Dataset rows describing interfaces
☆ ☆ ☆ ☆ ☆

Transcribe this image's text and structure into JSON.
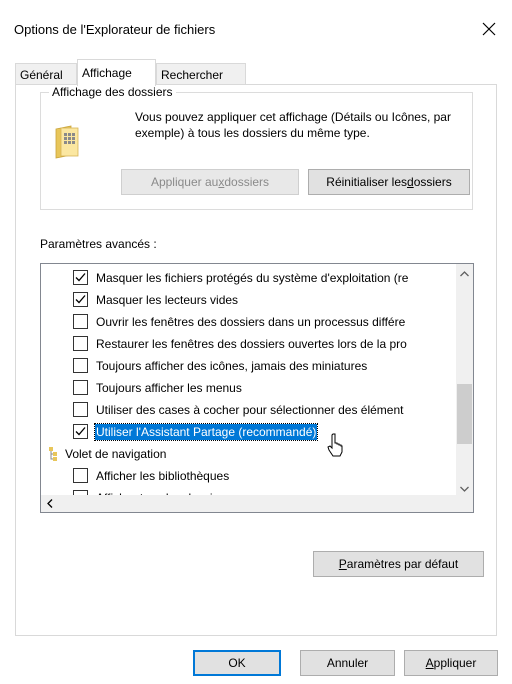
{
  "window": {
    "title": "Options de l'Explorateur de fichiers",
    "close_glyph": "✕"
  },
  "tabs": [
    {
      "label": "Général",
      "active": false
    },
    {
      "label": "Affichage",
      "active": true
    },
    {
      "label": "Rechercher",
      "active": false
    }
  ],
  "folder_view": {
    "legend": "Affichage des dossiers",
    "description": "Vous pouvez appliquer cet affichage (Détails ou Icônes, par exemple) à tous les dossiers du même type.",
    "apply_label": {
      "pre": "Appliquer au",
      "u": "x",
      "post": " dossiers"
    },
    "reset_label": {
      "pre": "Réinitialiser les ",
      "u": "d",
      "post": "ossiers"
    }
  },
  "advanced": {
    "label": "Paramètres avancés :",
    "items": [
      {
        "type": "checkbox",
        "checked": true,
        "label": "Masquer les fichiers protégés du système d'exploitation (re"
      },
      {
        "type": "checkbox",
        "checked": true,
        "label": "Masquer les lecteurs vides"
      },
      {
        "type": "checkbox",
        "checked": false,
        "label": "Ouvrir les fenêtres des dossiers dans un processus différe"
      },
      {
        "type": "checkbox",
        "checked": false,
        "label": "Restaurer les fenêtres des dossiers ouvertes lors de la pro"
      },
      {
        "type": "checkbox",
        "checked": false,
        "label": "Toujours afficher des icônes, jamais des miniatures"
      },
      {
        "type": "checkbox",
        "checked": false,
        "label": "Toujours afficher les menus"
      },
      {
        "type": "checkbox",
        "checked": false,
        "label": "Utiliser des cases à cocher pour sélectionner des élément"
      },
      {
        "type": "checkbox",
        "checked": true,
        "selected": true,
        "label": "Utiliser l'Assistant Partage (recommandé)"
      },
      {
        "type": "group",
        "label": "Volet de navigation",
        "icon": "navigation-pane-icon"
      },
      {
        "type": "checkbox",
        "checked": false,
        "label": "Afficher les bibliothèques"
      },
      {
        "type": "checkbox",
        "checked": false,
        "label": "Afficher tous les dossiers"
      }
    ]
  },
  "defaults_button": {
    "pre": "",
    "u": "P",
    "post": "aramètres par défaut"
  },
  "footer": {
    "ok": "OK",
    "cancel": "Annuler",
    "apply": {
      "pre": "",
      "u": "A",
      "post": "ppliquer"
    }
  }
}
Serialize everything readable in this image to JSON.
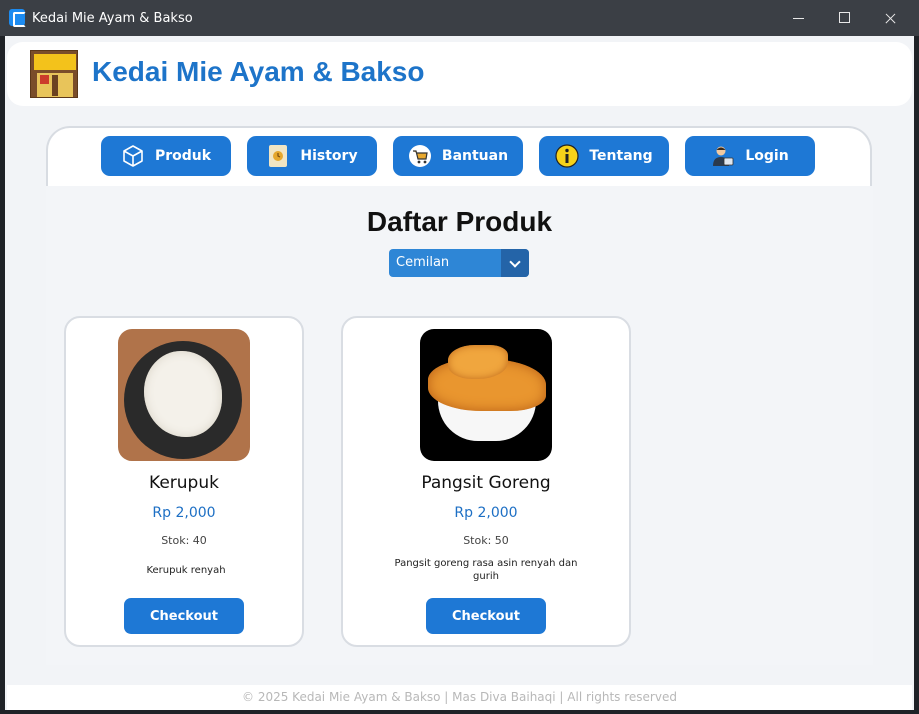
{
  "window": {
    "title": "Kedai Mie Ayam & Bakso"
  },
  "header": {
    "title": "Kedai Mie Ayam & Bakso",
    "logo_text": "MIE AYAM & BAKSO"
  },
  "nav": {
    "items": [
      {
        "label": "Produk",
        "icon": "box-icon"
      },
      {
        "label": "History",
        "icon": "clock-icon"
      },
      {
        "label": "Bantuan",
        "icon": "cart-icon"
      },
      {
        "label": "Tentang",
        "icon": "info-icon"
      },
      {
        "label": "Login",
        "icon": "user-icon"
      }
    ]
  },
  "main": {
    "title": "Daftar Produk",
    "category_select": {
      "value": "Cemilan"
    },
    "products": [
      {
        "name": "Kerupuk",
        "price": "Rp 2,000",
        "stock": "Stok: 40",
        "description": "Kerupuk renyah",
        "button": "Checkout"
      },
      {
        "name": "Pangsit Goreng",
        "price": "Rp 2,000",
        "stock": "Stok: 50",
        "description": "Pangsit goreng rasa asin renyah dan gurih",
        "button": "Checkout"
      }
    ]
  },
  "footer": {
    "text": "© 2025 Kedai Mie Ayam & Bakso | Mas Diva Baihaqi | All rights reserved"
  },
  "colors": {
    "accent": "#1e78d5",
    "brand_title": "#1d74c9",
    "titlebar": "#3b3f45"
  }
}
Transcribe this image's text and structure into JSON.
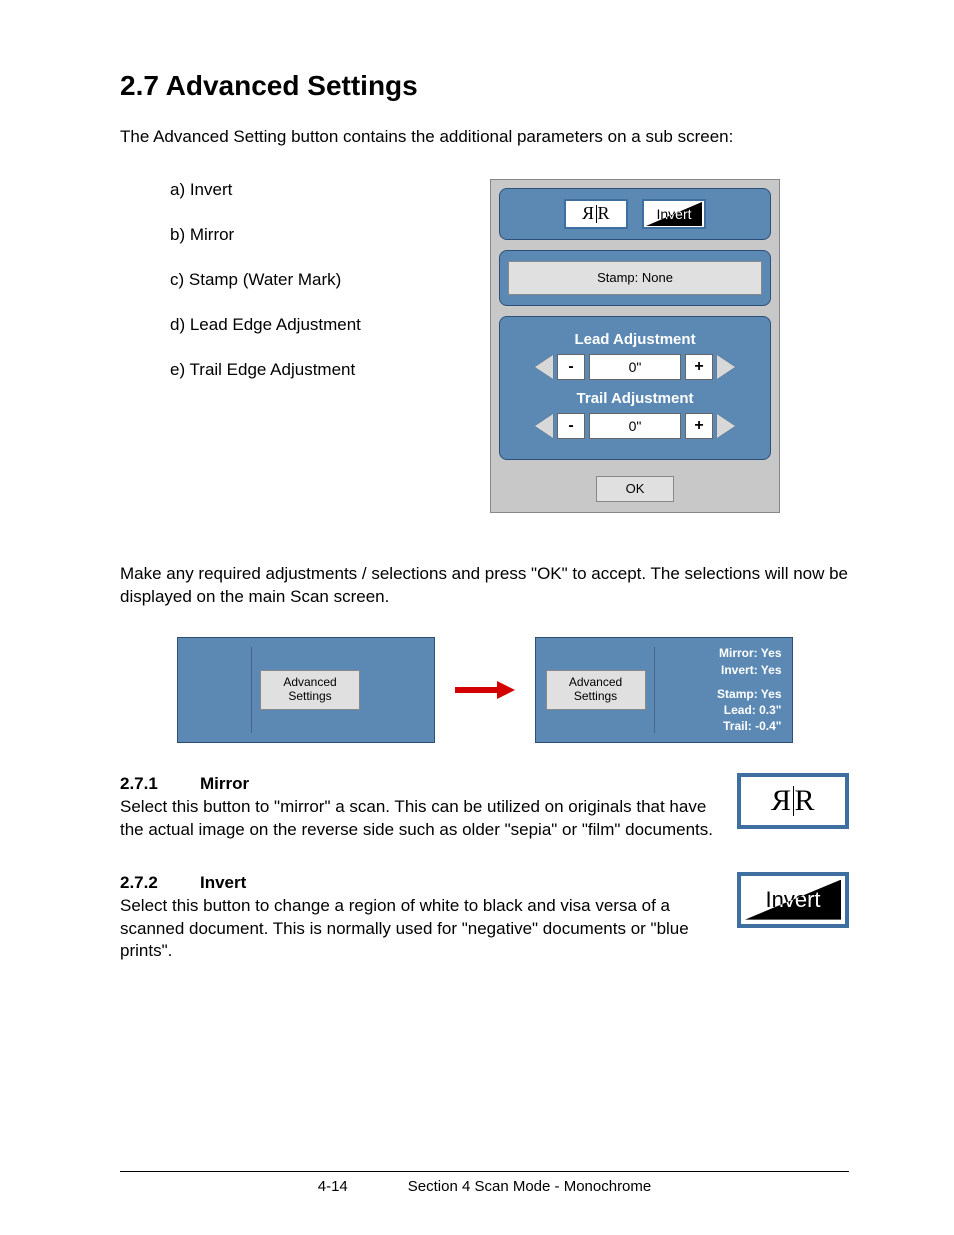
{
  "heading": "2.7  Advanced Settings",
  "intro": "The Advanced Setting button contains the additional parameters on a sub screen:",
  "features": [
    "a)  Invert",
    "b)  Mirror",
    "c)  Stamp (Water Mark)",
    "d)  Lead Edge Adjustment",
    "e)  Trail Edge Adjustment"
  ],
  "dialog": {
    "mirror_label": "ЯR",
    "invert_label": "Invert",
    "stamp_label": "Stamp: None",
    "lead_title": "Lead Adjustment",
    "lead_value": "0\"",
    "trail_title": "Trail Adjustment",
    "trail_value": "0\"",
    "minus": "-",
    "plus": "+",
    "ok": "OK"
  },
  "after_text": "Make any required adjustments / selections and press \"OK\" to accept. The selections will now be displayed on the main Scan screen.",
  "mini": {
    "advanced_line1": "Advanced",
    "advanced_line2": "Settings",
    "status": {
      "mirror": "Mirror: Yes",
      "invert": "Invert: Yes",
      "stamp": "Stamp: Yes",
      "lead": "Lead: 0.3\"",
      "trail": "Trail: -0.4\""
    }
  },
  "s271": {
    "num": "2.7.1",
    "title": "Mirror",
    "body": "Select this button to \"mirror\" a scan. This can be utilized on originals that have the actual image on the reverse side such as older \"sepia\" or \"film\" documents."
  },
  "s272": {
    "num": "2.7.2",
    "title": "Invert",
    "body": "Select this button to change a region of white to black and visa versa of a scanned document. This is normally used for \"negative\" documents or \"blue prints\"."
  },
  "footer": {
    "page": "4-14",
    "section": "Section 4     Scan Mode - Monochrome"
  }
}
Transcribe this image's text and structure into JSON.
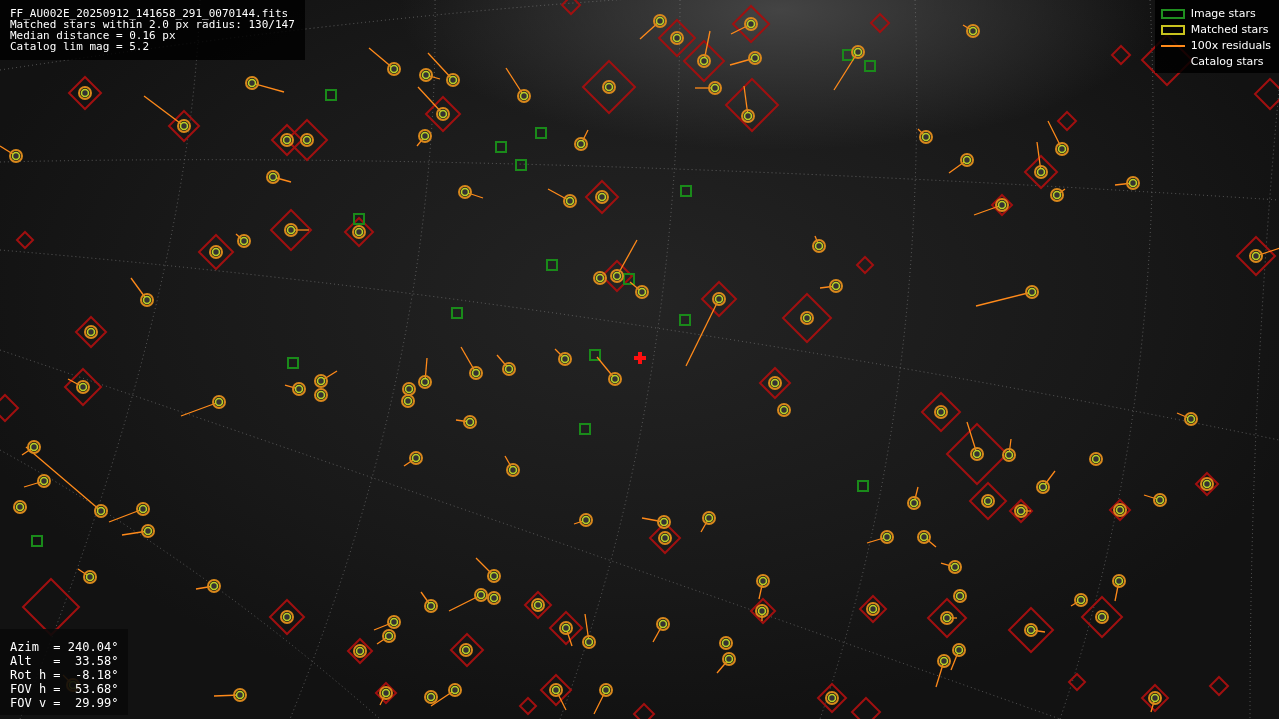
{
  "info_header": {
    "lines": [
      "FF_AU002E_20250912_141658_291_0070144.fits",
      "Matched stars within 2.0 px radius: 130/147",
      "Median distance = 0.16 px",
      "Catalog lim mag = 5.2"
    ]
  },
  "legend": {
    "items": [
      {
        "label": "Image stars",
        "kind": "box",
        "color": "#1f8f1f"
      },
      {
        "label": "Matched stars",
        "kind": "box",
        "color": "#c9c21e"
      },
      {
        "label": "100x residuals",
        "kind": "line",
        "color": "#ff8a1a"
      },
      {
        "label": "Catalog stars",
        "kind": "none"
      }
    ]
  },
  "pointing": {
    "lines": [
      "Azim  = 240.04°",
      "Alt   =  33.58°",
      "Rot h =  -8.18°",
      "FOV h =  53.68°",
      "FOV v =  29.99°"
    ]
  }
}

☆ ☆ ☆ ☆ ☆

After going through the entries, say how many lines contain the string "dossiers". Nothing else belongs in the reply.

Reply
6